• http://www.ezwebsitemonitoring.com/ ezaaron

    Nice post Danny.. I’ll take some credit here as I posted this over at the EZ Website Monitoring blog about 15 minutes before it actually went live. At that time, it was still 404. I’m sure you didn’t hear about it from me though, but I figured I could gloat anyway :)

    This is a big deal for Bing and a big blow to Google. It would not surprise me if the deal was non-exclusive though. I sure hope Google gets in on this action, or else they could stand to lose a decent amount of market share to Bing, which is not my favorite search engine (Yet..)

  • http://upsmack.com NateSchubert

    How big of a deal is it really for Bing if people are able to do this on Twitter? I know that there’s likely a difference between Facebook users who spend much more of their time there than elsewhere online and Twitter users who check in or use external apps to access their communicae but still. I can do this exact same thing on Twitter. Is this going to cause any duplicate content issues?

    I will say I’m very impressed with the real-time aspect. My tweet about Royce Gracie being the king of the octagon (UFC) was there within 5 minutes. Impressive! But useful? I don’t know.

  • http://www.antezeta.com/blog/ Sean Carlos

    I’m curious to know the details about the business side of the deal.

    Is twitter being compensated for the indexing and retrieval attention Bing (and Google?) is giving them?

    If so, that would seem to set a precedent (the AP content hosting deal aside). Why shouldn’t other content rich sites not receive payment from search engines? As you have written many times, newspapers worldwide seem to think they should be paid (The Italian Newspaper association is pressing its case by arguing that Google has a monopoly position – leading to a search of Google’s Italian office, oh dear).

    Sure, there are some differences. It would be hard for Google/Bing to argue fair use exception of a tweet when 140 characters are already snippet size – not much sampling to do here. Yet, unlike the newspapers (attribution problems aside), twitter’s content is created by the service users – who retain moral, if not legal, copyright to the original work they created. Now I wouldn’t argue that twitter doesn’t deserve to be compensated for the expense of creating and running the twitter platform. But if indeed twitter is being compensated, every site owner with an xml firehose should be compensated, perhaps in basis of click-through.

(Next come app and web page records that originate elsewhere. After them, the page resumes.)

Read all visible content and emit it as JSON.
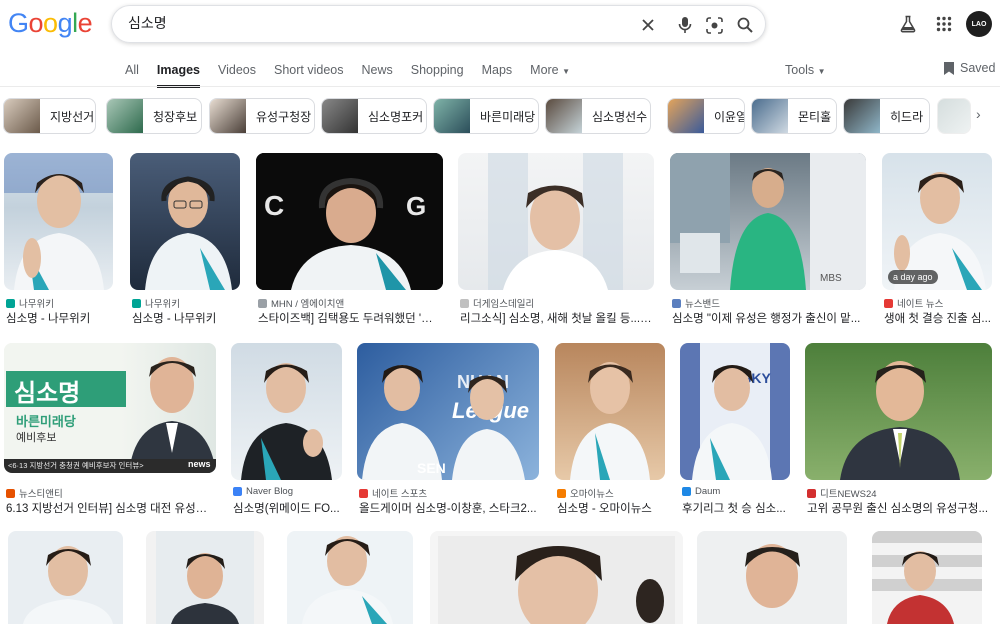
{
  "header": {
    "logo_letters": [
      "G",
      "o",
      "o",
      "g",
      "l",
      "e"
    ],
    "logo_colors": [
      "#4285f4",
      "#ea4335",
      "#fbbc05",
      "#4285f4",
      "#34a853",
      "#ea4335"
    ],
    "query": "심소명",
    "avatar_text": "LAO"
  },
  "tabs": [
    "All",
    "Images",
    "Videos",
    "Short videos",
    "News",
    "Shopping",
    "Maps",
    "More"
  ],
  "active_tab": "Images",
  "tools_label": "Tools",
  "saved_label": "Saved",
  "chips": [
    "지방선거",
    "청장후보",
    "유성구청장",
    "심소명포커",
    "바른미래당",
    "심소명선수",
    "이윤열",
    "몬티홀",
    "히드라"
  ],
  "row1": [
    {
      "source": "나무위키",
      "title": "심소명 - 나무위키",
      "fav": "#00a495"
    },
    {
      "source": "나무위키",
      "title": "심소명 - 나무위키",
      "fav": "#00a495"
    },
    {
      "source": "MHN / 엠에이치앤",
      "title": "스타이즈백] 김택용도 두려워했던 '맹 ...",
      "fav": "#9aa0a6"
    },
    {
      "source": "더게임스데일리",
      "title": "리그소식] 심소명, 새해 첫날 올킬 등... <...",
      "fav": "#c0c0c0"
    },
    {
      "source": "뉴스밴드",
      "title": "심소명 \"이제 유성은 행정가 출신이 맡...",
      "fav": "#5b7fbf"
    },
    {
      "source": "네이트 뉴스",
      "title": "생애 첫 결승 진출 심...",
      "fav": "#e53935",
      "badge": "a day ago"
    }
  ],
  "row2": [
    {
      "source": "뉴스티앤티",
      "title": "6.13 지방선거 인터뷰] 심소명 대전 유성구...",
      "fav": "#e65100"
    },
    {
      "source": "Naver Blog",
      "title": "심소명(위메이드 FO...",
      "fav": "#3b82f6"
    },
    {
      "source": "네이트 스포츠",
      "title": "올드게이머 심소명-이창훈, 스타크2...",
      "fav": "#e53935"
    },
    {
      "source": "오마이뉴스",
      "title": "심소명 - 오마이뉴스",
      "fav": "#f57c00"
    },
    {
      "source": "Daum",
      "title": "후기리그 첫 승 심소...",
      "fav": "#1e88e5"
    },
    {
      "source": "디트NEWS24",
      "title": "고위 공무원 출신 심소명의 유성구청...",
      "fav": "#d32f2f"
    }
  ],
  "poster_text": {
    "name": "심소명",
    "party": "바른미래당",
    "role": "예비후보",
    "caption": "<6·13 지방선거 충청권 예비후보자 인터뷰>",
    "brand": "news"
  },
  "colors": {
    "accent": "#1a73e8",
    "text": "#202124",
    "muted": "#5f6368",
    "border": "#dadce0"
  }
}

  • http://www.johnvasko.com johnvasko

    How will Bing indexing tweets affect SEO best practices? Is there another post related to that? Will marketers attempt to optimize tweets and will they be archived indefinitely?